The Government cannot afford to delay essential reform of Britain’s public services, David Cameron has warned.
As ministers prepared to publish legislation to radically overhaul the NHS, the Prime Minister said that failure to modernise was draining resources away from the public sector.
In a keynote speech at the Royal Society of Arts in London, he dismissed suggestions that services could carry on as they were as “a complete fiction”.
The Government’s plans for the NHS were denounced by six health service unions – including the British Medical Association and the Royal College of Nursing – as “potentially disastrous”, but Mr Cameron insisted that change was essential.
“Every year without modernisation the costs of our public services escalate. Demand rises, the chains of commands can grow, costs may go up, inefficiencies become more entrenched. Pretending that there is some ‘easy option’ of sticking with the status quo and hoping that a little bit of extra money will smooth over the challenges is a complete fiction.
“We need modernisation, on both sides of the equation. Modernisation to do something about the demand for healthcare, which is about public health.
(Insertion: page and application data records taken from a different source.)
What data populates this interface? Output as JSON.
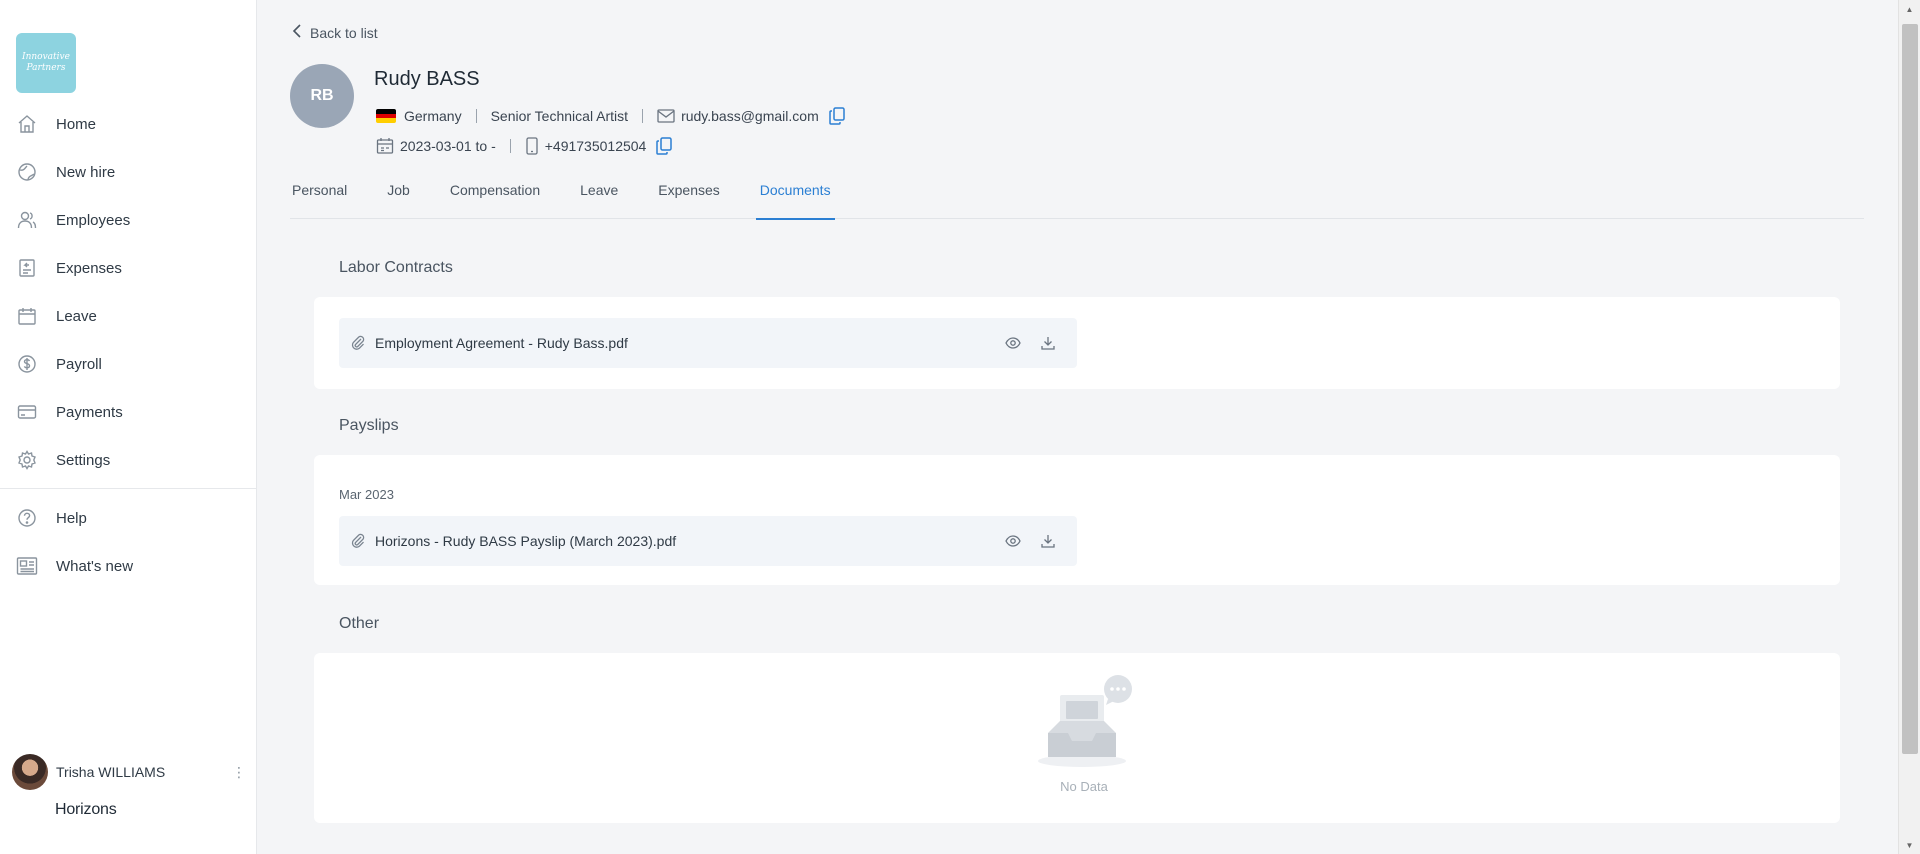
{
  "sidebar": {
    "logo_line1": "Innovative",
    "logo_line2": "Partners",
    "items": [
      {
        "label": "Home",
        "icon": "home-icon"
      },
      {
        "label": "New hire",
        "icon": "globe-icon"
      },
      {
        "label": "Employees",
        "icon": "users-icon"
      },
      {
        "label": "Expenses",
        "icon": "receipt-icon"
      },
      {
        "label": "Leave",
        "icon": "calendar-icon"
      },
      {
        "label": "Payroll",
        "icon": "dollar-icon"
      },
      {
        "label": "Payments",
        "icon": "card-icon"
      },
      {
        "label": "Settings",
        "icon": "gear-icon"
      }
    ],
    "secondary": [
      {
        "label": "Help",
        "icon": "help-icon"
      },
      {
        "label": "What's new",
        "icon": "news-icon"
      }
    ],
    "user_name": "Trisha WILLIAMS",
    "brand": "Horizons"
  },
  "header": {
    "back_label": "Back to list",
    "initials": "RB",
    "name": "Rudy BASS",
    "country": "Germany",
    "title": "Senior Technical Artist",
    "email": "rudy.bass@gmail.com",
    "dates": "2023-03-01 to -",
    "phone": "+491735012504"
  },
  "tabs": [
    {
      "label": "Personal",
      "active": false
    },
    {
      "label": "Job",
      "active": false
    },
    {
      "label": "Compensation",
      "active": false
    },
    {
      "label": "Leave",
      "active": false
    },
    {
      "label": "Expenses",
      "active": false
    },
    {
      "label": "Documents",
      "active": true
    }
  ],
  "sections": {
    "labor": {
      "title": "Labor Contracts",
      "file": "Employment Agreement - Rudy Bass.pdf"
    },
    "payslips": {
      "title": "Payslips",
      "month": "Mar 2023",
      "file": "Horizons - Rudy BASS Payslip (March 2023).pdf"
    },
    "other": {
      "title": "Other",
      "empty_text": "No Data"
    }
  },
  "colors": {
    "accent": "#2b7fd3",
    "logo_bg": "#8dd3e0",
    "avatar_bg": "#9aa6b6"
  }
}
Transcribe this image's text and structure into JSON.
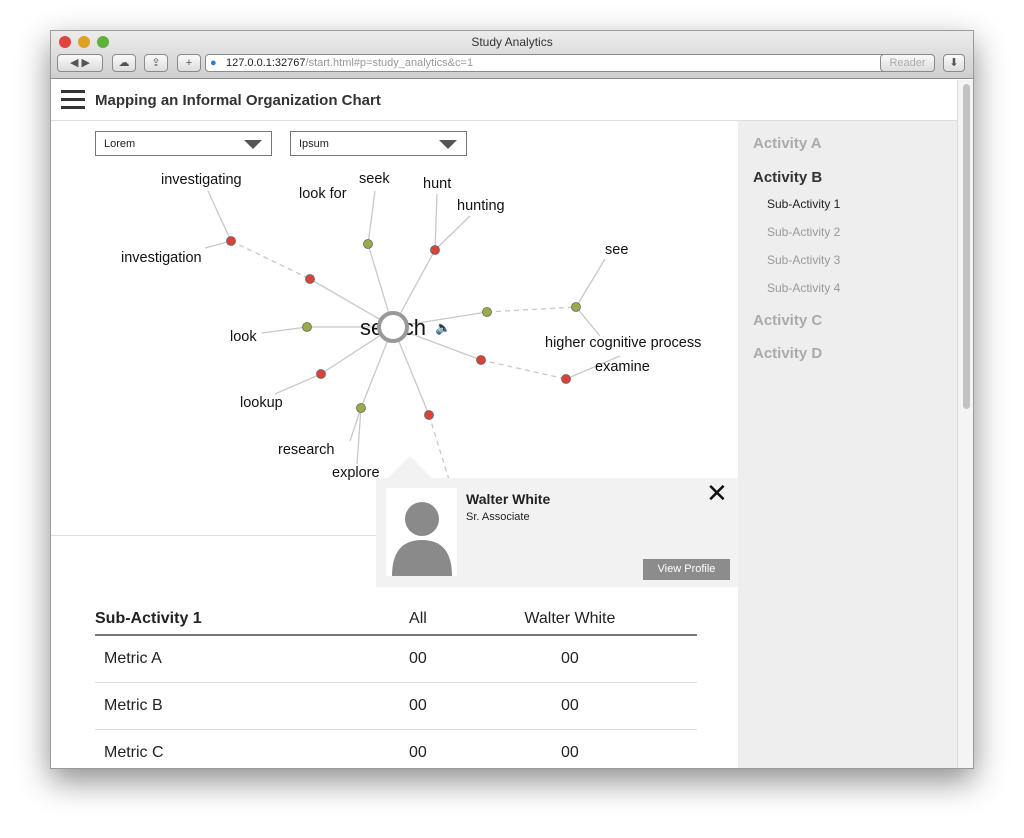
{
  "window": {
    "title": "Study Analytics",
    "url_host": "127.0.0.1:32767",
    "url_path": "/start.html#p=study_analytics&c=1",
    "reader": "Reader"
  },
  "header": {
    "title": "Mapping an Informal Organization Chart"
  },
  "filters": [
    {
      "value": "Lorem"
    },
    {
      "value": "Ipsum"
    }
  ],
  "graph": {
    "center": "search",
    "colors": {
      "red": "#d9423a",
      "green": "#9aab4a",
      "edge": "#c8c8c8"
    },
    "labels": [
      "investigating",
      "investigation",
      "look for",
      "seek",
      "hunt",
      "hunting",
      "see",
      "higher cognitive process",
      "examine",
      "look",
      "lookup",
      "research",
      "explore"
    ]
  },
  "popup": {
    "name": "Walter White",
    "role": "Sr. Associate",
    "button": "View Profile"
  },
  "sidebar": {
    "activities": [
      {
        "label": "Activity A"
      },
      {
        "label": "Activity B",
        "subs": [
          "Sub-Activity 1",
          "Sub-Activity 2",
          "Sub-Activity 3",
          "Sub-Activity 4"
        ]
      },
      {
        "label": "Activity C"
      },
      {
        "label": "Activity D"
      }
    ]
  },
  "table": {
    "headers": [
      "Sub-Activity 1",
      "All",
      "Walter White"
    ],
    "rows": [
      [
        "Metric A",
        "00",
        "00"
      ],
      [
        "Metric B",
        "00",
        "00"
      ],
      [
        "Metric C",
        "00",
        "00"
      ]
    ]
  }
}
And modernisation to make the supply of healthcare more efficient, which is about opening up the system, being competitive and cutting out waste and bureaucracy.
“Put another way: it’s not that we can’t afford to modernise; it’s that we can’t afford not to modernise.”
With the Government also set to publish details of its school reforms next week, Mr Cameron cited the experience of Tony Blair, who found that delaying public service reform simply resulted in “institutional inertia” against change.
He acknowledged that in the past the Conservatives had not always shown sufficient respect for those who worked in public services, but insisted he would “revere, cherish and reward” an ethos of public service.
The Prime Minister also rejected suggestions that the Government was trying to do “too much at once” in pushing through change, saying: “Every year we delay, every year without improving our schools is another year of children let down, another year our health outcomes lag behind the rest of Europe, another year that trust and confidence in law and order erodes.”